Although Article 251 provides guidelines for the removal of commissioners over alleged misdeeds, changes have been effected largely through political pressure.
Raila’s CORD coalition organised sustained demonstration at IEBC offices after the 2013 presidential elections and later forced out chairperson Issack Hassan and his team.
Political pressure also led to the departure of four commissioners after the 2017 elections, leaving Chebukati, Boya Molu and Abdi Guliye in office.
Chebukati and his colleagues bravely fought attempts to force them out and remained until four other commissioners were appointed in September 2021.
The appointment came after an attempt by President Uhuru Kenyatta and Raila to reconstitute IEBC through the Building Bridges Initiative (BBI) were thwarted by the courts.
The BBI report had proposed to remove Chebukati, Molu and Guliye from office and appoint a new team ahead of the 2022 polls.
The report also wanted all the returning officers to be contracted on a part-time basis and not oversee more than one general election. The qualifications for the chairmanship of IEBC was to be made open and not remain a preserve for lawyers as provided for by the constitution.
Had the proposal been approved by Kenyans through a referendum, then the IEBC chairperson could have been anyone with at least 15-year experience at a senior management level. And the chairperson could also have been accorded more powers doubling up as the Chief Executive Officer of the Commission.

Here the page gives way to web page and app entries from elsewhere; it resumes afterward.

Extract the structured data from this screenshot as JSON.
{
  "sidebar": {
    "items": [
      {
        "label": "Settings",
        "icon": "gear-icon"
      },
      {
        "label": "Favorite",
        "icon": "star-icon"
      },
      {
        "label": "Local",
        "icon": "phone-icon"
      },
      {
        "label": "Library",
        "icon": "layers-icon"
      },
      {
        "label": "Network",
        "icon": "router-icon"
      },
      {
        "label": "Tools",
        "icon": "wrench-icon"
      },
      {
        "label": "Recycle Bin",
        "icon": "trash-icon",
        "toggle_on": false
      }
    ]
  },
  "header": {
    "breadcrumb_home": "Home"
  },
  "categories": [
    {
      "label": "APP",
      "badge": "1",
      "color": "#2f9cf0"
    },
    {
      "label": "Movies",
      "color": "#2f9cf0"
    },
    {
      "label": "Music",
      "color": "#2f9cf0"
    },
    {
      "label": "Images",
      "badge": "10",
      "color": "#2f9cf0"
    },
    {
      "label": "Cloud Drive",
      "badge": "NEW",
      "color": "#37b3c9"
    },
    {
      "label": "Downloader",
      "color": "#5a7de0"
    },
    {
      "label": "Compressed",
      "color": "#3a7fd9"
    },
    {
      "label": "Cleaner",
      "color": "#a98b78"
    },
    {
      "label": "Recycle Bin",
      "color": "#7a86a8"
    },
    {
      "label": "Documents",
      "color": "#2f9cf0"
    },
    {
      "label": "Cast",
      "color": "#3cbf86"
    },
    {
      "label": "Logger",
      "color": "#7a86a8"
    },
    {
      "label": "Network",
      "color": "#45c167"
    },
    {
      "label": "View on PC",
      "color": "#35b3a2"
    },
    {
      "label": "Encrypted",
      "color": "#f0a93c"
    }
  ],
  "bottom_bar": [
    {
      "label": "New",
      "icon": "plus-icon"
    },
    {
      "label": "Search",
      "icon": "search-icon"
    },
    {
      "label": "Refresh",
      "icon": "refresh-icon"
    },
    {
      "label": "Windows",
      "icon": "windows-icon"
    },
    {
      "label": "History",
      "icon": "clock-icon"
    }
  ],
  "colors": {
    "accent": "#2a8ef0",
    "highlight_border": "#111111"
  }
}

Political interference has equally dogged most of the 11 independent commissions that were created in chapter 15 of the Constitution.

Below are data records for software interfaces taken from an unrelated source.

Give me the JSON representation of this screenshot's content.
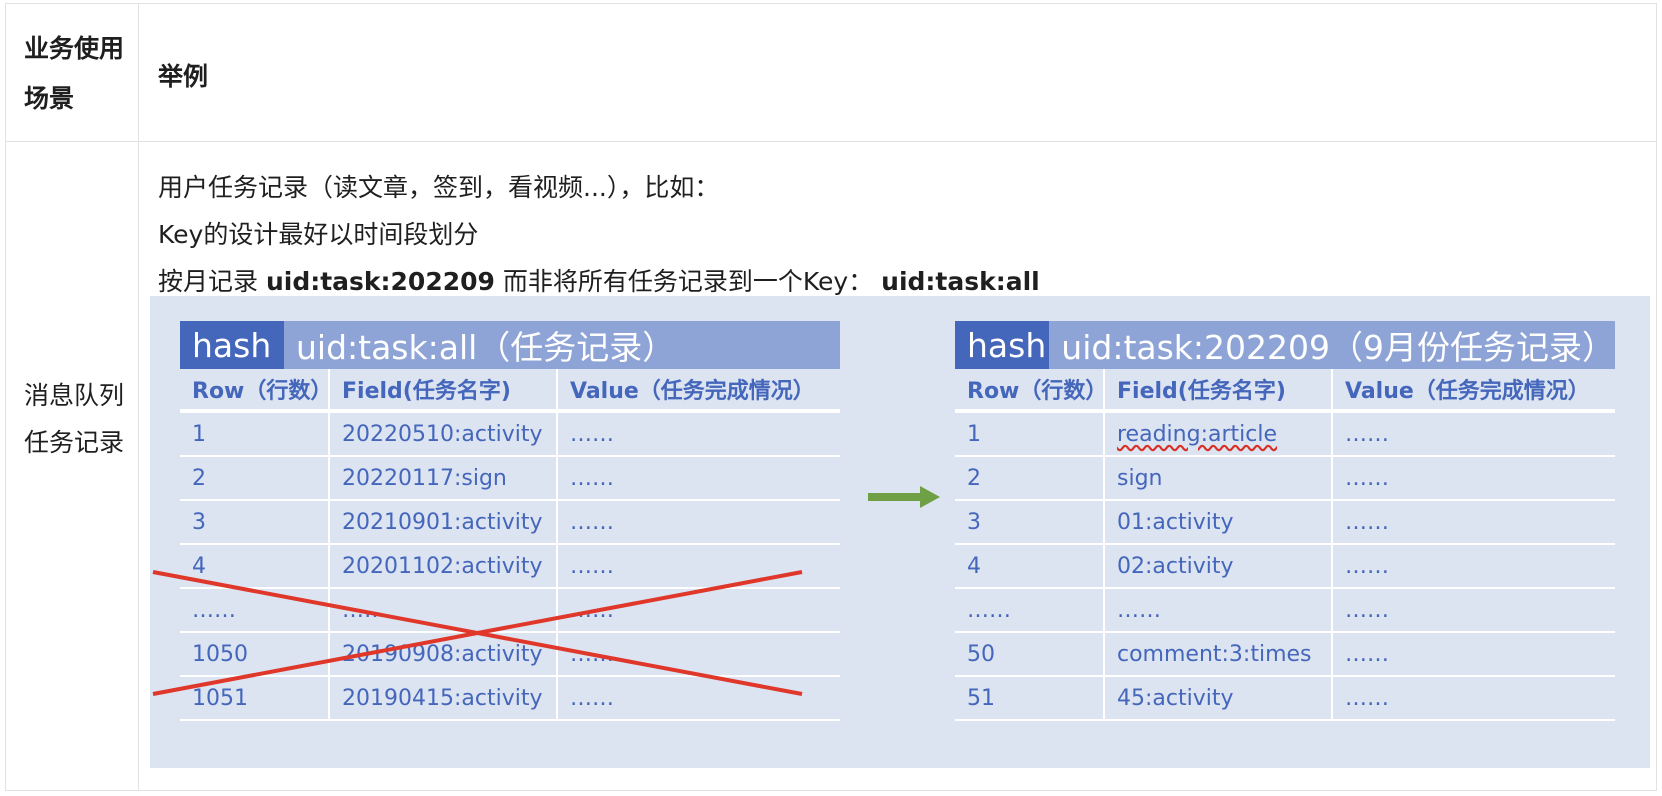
{
  "header": {
    "scene": "业务使用场景",
    "example": "举例"
  },
  "row": {
    "scene": "消息队列任务记录",
    "lines": {
      "l1": "用户任务记录（读文章，签到，看视频...），比如：",
      "l2": "Key的设计最好以时间段划分",
      "l3_prefix": "按月记录 ",
      "l3_bold1": "uid:task:202209",
      "l3_mid": " 而非将所有任务记录到一个Key：  ",
      "l3_bold2": "uid:task:all"
    }
  },
  "left_table": {
    "tag": "hash",
    "name": "uid:task:all（任务记录）",
    "columns": [
      "Row（行数）",
      "Field(任务名字)",
      "Value（任务完成情况）"
    ],
    "rows": [
      [
        "1",
        "20220510:activity",
        "……"
      ],
      [
        "2",
        "20220117:sign",
        "……"
      ],
      [
        "3",
        "20210901:activity",
        "……"
      ],
      [
        "4",
        "20201102:activity",
        "……"
      ],
      [
        "……",
        "……",
        "……"
      ],
      [
        "1050",
        "20190908:activity",
        "……"
      ],
      [
        "1051",
        "20190415:activity",
        "……"
      ]
    ]
  },
  "right_table": {
    "tag": "hash",
    "name": "uid:task:202209（9月份任务记录）",
    "columns": [
      "Row（行数）",
      "Field(任务名字)",
      "Value（任务完成情况）"
    ],
    "rows": [
      [
        "1",
        "reading:article",
        "……"
      ],
      [
        "2",
        "sign",
        "……"
      ],
      [
        "3",
        "01:activity",
        "……"
      ],
      [
        "4",
        "02:activity",
        "……"
      ],
      [
        "……",
        "……",
        "……"
      ],
      [
        "50",
        "comment:3:times",
        "……"
      ],
      [
        "51",
        "45:activity",
        "……"
      ]
    ]
  },
  "colors": {
    "accent": "#4466bb",
    "title_bg": "#8ea3d6",
    "panel_bg": "#dce3f1",
    "arrow": "#6fa046",
    "cross": "#e0372b"
  }
}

Since 2010, the unseen hand of the Executive has seen appointments of commissioners in the Ethics and Anti-Corruption Commission, the National Police Service Commission, IEBC and even the Judicial Service Commission among others.
The electoral commission is expected to be independent, devoid of either influence or any other interference from either the executive or politicians but that has not been the case if history is anything to go by.
Jill Cottrell Ghai argues that independent means basically that IEBC should be making its own decisions.
“The broad objectives of all independent commissions in the Constitution are, to protect the sovereignty of the people, ensure state organs respect democratic values and principles, and promote constitutionalism,” writes Prof Ghai.
Political analyst Martin Andati, in an earlier interview with The Standard said political influence remains a big problem to the integrity of IEBC and the commissioners.
Politicians opposed to the hearings before JLAC argue the timing of the petitions appears to be well choreographed to coincide with the departure of the chairman.